* **Work request**: Set down the data below without change, skipping the pictures it holds.

Recorded data section start

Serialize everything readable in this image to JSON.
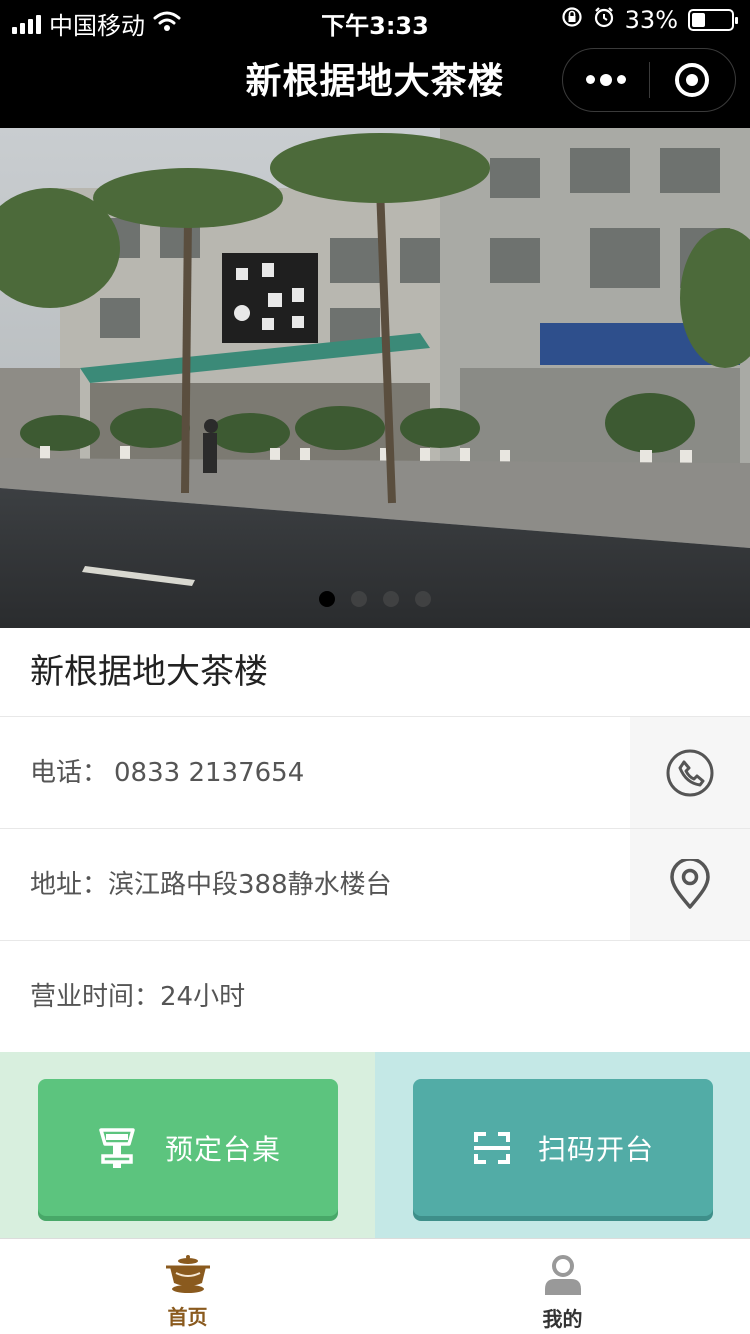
{
  "status_bar": {
    "carrier": "中国移动",
    "time": "下午3:33",
    "battery": "33%"
  },
  "nav": {
    "title": "新根据地大茶楼",
    "more_icon": "more-dots-icon",
    "close_icon": "target-circle-icon"
  },
  "banner": {
    "slide_count": 4,
    "active_index": 0
  },
  "shop": {
    "name": "新根据地大茶楼",
    "phone_label": "电话：",
    "phone_value": "0833 2137654",
    "address_label": "地址：",
    "address_value": "滨江路中段388静水楼台",
    "hours_label": "营业时间：",
    "hours_value": "24小时"
  },
  "actions": {
    "reserve_label": "预定台桌",
    "scan_label": "扫码开台",
    "colors": {
      "green": "#5cc47e",
      "teal": "#52aca6"
    }
  },
  "tabbar": {
    "home_label": "首页",
    "mine_label": "我的",
    "active_color": "#8a5a1e"
  }
}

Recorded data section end

* **Exercise result**:
Serialize everything readable in this image to JSON.
{
  "status_bar": {
    "carrier": "中国移动",
    "time": "下午3:33",
    "battery": "33%"
  },
  "nav": {
    "title": "新根据地大茶楼",
    "more_icon": "more-dots-icon",
    "close_icon": "target-circle-icon"
  },
  "banner": {
    "slide_count": 4,
    "active_index": 0
  },
  "shop": {
    "name": "新根据地大茶楼",
    "phone_label": "电话：",
    "phone_value": "0833 2137654",
    "address_label": "地址：",
    "address_value": "滨江路中段388静水楼台",
    "hours_label": "营业时间：",
    "hours_value": "24小时"
  },
  "actions": {
    "reserve_label": "预定台桌",
    "scan_label": "扫码开台",
    "colors": {
      "green": "#5cc47e",
      "teal": "#52aca6"
    }
  },
  "tabbar": {
    "home_label": "首页",
    "mine_label": "我的",
    "active_color": "#8a5a1e"
  }
}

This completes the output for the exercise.